Work to complete:
Find and copy the lines in the records beneath this task that contain the word "time".

Supplied entries:

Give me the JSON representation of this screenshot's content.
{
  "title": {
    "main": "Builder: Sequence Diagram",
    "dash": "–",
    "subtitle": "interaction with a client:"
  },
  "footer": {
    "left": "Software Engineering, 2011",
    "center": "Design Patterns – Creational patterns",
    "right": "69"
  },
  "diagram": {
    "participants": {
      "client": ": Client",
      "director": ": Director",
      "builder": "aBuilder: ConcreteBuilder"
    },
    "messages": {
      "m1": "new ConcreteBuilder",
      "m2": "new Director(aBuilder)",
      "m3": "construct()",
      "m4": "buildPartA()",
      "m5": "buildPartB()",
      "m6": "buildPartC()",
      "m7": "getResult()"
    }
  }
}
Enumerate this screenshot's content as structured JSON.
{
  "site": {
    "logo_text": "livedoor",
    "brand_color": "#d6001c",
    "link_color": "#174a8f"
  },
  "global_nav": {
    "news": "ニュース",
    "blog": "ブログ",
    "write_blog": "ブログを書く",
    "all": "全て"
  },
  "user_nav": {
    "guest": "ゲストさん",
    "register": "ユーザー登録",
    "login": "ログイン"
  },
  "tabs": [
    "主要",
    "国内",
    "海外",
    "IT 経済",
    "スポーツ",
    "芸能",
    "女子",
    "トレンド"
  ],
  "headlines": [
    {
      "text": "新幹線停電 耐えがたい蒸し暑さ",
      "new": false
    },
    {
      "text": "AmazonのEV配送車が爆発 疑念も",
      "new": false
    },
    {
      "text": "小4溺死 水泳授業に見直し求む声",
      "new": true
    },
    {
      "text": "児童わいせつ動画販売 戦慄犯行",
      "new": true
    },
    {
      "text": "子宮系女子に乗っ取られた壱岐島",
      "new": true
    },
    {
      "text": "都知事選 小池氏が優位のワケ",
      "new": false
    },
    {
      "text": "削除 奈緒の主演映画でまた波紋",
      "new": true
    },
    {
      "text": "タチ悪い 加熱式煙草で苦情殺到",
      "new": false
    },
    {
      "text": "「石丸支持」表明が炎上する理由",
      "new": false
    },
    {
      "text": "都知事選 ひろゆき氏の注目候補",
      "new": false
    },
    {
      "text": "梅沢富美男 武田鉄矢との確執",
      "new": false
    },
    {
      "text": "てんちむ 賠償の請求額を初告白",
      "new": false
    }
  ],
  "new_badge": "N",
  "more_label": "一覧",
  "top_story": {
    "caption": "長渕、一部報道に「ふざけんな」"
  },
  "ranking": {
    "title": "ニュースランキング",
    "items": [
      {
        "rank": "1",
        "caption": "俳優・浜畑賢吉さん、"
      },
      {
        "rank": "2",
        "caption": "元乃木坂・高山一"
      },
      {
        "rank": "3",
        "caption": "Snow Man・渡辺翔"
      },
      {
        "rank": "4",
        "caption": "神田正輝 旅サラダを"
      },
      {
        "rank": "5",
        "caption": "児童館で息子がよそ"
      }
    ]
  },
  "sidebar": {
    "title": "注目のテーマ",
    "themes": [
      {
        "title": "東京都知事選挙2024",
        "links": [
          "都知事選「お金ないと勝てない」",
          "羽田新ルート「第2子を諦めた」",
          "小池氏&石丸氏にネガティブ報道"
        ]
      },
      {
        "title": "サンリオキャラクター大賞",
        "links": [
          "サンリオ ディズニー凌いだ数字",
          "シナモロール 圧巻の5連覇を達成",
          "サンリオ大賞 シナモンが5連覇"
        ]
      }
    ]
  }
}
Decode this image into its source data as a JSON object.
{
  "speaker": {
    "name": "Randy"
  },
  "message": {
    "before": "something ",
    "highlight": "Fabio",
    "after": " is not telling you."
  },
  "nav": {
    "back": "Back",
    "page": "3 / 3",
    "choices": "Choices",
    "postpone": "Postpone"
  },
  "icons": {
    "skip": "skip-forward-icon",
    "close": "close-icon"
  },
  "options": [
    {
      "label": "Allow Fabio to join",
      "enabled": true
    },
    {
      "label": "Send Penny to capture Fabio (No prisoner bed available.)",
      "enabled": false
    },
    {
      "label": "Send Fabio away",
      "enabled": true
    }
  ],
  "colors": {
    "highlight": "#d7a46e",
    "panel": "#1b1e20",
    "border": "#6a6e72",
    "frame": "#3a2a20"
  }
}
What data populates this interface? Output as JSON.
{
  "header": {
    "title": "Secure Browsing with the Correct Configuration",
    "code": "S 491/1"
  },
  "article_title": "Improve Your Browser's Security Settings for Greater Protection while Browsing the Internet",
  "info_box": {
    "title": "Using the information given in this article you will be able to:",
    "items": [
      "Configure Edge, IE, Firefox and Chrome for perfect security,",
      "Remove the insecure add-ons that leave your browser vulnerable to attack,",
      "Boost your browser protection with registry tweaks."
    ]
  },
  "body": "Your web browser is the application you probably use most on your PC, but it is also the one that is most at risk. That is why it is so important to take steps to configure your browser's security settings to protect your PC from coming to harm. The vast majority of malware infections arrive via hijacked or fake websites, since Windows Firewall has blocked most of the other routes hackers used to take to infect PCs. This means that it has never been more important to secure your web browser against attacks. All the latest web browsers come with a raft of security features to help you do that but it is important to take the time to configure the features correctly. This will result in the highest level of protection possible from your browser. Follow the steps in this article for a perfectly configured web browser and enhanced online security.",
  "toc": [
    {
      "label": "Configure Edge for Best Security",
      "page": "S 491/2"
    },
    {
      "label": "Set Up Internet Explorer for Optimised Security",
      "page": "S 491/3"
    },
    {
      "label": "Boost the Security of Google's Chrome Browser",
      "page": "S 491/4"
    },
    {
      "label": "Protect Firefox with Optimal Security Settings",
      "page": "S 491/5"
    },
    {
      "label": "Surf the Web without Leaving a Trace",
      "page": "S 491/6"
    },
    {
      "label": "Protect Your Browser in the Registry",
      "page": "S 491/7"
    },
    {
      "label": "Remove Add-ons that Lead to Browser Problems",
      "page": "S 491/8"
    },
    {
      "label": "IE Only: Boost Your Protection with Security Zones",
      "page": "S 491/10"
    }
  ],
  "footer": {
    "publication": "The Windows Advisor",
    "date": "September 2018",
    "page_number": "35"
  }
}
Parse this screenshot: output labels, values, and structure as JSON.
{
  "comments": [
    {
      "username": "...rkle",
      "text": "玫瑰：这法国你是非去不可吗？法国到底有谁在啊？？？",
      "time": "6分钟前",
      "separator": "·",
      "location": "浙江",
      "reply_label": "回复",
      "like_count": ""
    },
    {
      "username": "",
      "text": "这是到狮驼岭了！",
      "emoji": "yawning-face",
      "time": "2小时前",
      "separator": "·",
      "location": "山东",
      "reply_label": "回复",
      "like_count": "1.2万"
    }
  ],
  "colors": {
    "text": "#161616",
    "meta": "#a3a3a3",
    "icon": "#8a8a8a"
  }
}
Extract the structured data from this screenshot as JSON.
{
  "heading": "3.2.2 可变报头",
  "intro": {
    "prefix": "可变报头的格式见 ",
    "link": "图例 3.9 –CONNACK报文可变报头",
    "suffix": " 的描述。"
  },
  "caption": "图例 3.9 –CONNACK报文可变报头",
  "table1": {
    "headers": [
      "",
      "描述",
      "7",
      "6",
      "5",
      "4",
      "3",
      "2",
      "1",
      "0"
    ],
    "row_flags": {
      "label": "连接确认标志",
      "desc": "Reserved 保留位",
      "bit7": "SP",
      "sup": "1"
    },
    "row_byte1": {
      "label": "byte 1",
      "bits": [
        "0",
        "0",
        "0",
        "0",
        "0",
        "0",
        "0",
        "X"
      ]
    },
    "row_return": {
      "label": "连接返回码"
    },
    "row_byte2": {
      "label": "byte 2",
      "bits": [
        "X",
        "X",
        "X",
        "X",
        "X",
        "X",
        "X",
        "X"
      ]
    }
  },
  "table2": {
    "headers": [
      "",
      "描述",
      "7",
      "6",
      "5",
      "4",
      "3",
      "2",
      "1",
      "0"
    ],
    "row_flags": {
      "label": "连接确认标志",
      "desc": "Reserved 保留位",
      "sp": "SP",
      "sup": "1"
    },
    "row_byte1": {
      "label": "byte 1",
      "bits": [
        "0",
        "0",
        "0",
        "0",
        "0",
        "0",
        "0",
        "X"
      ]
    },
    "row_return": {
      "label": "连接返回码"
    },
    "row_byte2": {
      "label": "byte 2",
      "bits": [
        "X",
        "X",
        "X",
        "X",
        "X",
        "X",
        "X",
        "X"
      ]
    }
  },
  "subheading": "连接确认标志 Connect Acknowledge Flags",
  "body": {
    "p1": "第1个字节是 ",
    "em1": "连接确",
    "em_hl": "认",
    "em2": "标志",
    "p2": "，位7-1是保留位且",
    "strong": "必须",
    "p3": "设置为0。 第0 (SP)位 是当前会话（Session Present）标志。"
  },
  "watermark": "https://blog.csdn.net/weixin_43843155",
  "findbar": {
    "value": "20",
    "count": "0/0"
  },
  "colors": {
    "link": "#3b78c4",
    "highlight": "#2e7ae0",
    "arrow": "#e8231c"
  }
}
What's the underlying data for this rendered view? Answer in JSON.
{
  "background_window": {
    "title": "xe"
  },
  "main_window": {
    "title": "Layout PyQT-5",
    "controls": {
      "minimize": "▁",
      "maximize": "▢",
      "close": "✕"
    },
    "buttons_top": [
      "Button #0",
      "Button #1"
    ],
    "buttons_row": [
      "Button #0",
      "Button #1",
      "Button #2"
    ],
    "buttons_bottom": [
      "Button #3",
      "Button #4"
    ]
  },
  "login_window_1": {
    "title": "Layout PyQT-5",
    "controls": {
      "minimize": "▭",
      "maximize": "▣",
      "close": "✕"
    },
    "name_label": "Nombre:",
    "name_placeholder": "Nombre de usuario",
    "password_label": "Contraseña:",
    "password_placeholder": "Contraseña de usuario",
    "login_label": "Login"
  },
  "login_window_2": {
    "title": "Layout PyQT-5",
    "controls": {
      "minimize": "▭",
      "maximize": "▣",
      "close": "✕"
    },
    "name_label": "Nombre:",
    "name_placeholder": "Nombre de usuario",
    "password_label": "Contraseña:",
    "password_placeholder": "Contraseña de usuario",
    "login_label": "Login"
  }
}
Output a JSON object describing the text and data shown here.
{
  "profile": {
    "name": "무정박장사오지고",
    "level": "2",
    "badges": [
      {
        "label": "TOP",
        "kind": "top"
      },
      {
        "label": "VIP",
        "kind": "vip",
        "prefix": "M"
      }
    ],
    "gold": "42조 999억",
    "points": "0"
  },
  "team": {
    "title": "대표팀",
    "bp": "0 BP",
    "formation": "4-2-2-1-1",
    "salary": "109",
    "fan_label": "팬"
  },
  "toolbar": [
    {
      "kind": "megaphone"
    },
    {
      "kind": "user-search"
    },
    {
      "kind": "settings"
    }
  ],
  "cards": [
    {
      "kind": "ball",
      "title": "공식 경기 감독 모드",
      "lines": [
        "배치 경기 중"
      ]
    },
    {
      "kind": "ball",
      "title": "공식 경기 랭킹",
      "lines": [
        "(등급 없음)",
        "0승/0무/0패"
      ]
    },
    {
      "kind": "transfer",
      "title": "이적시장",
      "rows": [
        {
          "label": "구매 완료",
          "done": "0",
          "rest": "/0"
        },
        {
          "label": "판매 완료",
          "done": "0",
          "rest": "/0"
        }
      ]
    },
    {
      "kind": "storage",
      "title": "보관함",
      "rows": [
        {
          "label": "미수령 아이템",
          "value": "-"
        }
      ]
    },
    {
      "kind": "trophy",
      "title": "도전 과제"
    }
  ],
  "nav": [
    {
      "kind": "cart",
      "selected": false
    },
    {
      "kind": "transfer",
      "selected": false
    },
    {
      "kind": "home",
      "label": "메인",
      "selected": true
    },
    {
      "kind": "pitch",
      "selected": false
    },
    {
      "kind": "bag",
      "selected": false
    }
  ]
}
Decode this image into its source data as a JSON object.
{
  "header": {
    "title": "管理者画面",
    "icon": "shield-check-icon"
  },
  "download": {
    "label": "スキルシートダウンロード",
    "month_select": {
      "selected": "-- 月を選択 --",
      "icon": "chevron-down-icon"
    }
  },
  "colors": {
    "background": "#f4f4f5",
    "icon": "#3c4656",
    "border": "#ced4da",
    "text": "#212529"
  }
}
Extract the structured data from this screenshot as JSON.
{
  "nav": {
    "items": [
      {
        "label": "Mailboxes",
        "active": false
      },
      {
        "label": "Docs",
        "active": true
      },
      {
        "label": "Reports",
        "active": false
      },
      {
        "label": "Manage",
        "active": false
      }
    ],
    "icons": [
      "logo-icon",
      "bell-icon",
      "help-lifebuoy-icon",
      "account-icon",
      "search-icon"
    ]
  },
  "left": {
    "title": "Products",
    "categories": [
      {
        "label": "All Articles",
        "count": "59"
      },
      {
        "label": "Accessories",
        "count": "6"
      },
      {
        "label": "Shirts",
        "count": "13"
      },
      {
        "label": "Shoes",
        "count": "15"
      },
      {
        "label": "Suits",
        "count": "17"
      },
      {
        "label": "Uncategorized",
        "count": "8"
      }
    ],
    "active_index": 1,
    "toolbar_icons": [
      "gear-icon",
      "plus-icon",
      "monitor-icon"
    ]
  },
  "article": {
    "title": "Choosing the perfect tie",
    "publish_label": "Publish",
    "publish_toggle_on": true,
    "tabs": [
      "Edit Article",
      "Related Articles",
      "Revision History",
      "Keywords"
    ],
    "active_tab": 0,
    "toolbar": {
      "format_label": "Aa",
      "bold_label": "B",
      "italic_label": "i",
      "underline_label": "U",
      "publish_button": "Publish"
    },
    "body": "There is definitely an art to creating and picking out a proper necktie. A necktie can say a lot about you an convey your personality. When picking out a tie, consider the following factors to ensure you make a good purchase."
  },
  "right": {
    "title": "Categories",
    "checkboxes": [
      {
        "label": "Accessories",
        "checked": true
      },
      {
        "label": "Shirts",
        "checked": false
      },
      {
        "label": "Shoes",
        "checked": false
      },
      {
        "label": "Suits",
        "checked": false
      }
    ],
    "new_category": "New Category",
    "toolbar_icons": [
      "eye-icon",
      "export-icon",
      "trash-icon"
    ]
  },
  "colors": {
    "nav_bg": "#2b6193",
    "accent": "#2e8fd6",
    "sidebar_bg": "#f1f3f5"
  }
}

Problem solution:
  "body": "Your web browser is the application you probably use most on your PC, but it is also the one that is most at risk. That is why it is so important to take steps to configure your browser's security settings to protect your PC from coming to harm. The vast majority of malware infections arrive via hijacked or fake websites, since Windows Firewall has blocked most of the other routes hackers used to take to infect PCs. This means that it has never been more important to secure your web browser against attacks. All the latest web browsers come with a raft of security features to help you do that but it is important to take the time to configure the features correctly. This will result in the highest level of protection possible from your browser. Follow the steps in this article for a perfectly configured web browser and enhanced online security.",
      "time": "6分钟前",
      "time": "2小时前",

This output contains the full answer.